The submersible was launched from an icebreaker chartered by OceanGate and formerly operated by the Canadian Coast Guard. It has successfully made multiple dives to the North Atlantic wreck site, alongside dozens of researchers and crew members.
The Titan, described as the largest deep-diving submersible, is equipped with advanced safety features that continuously assess the integrity of its hull during dives. Constructed using titanium and filament-wound carbon fiber, the submersible weighs 20,000 pounds in the air but becomes neutrally buoyant upon reaching the seafloor.
Based on the current information available, the Titan has approximately 40 hours of oxygen remaining, which means the supply could run out by Thursday morning.
Various theories have emerged regarding the possible cause of the submersible's disappearance. Eric Fusil, an associate professor and shipbuilding expert, suggests scenarios such as a power blackout, fire, flood, or entanglement.
A power loss leading to the vessel resurfacing and awaiting rescue is considered the most optimistic possibility. However, deep-sea rescue missions pose significant challenges due to the difficulty of communication and the risks involved.
The search efforts, spanning over 10,000 square miles, involve extensive resources. The Canadian research icebreaker Polar Prince, accompanied by a Canadian Boeing P-8 Poseidon reconnaissance aircraft, is conducting surface searches. Additionally, the Canadian military has deployed sonar buoys to listen for any potential signals from the missing submersible. An underwater robot has been deployed in the vicinity of the Titanic wreckage, and salvage equipment is being mobilized in case the submersible is located.
Support from the United States includes two Lockheed C-130 Hercules aircraft conducting overflights and three C-17s from the U.S. Air Mobility Command assisting in transporting another commercial company's submersible and support equipment to aid in the search. The Canadian military has dispatched a Royal Canadian Navy ship with a specialized medical team and a mobile hyperbaric recompression chamber, emphasizing the importance of being prepared for potential rescue operations.
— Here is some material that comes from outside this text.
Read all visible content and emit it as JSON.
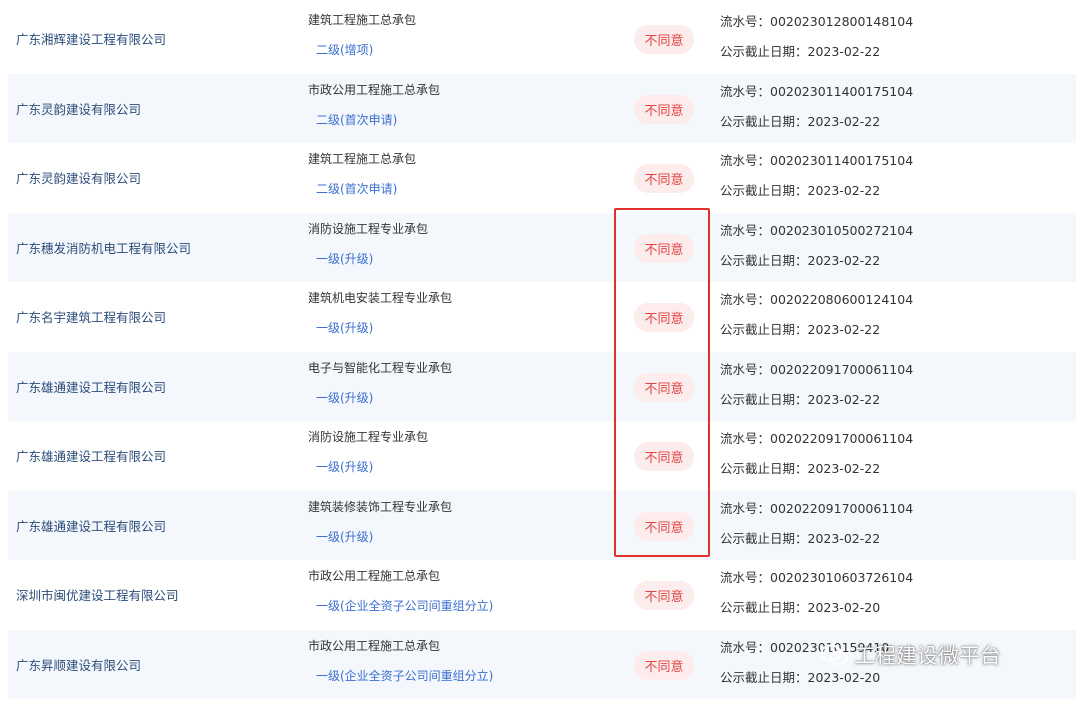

As the search for the missing submersible intensifies, hopes remain high for a successful outcome. However, the complex nature of deep-sea exploration and the challenges involved in locating and rescuing individuals at such depths only underscore the inherent risks that come with an endeavor such as this.
We will follow this story and provide updates when available.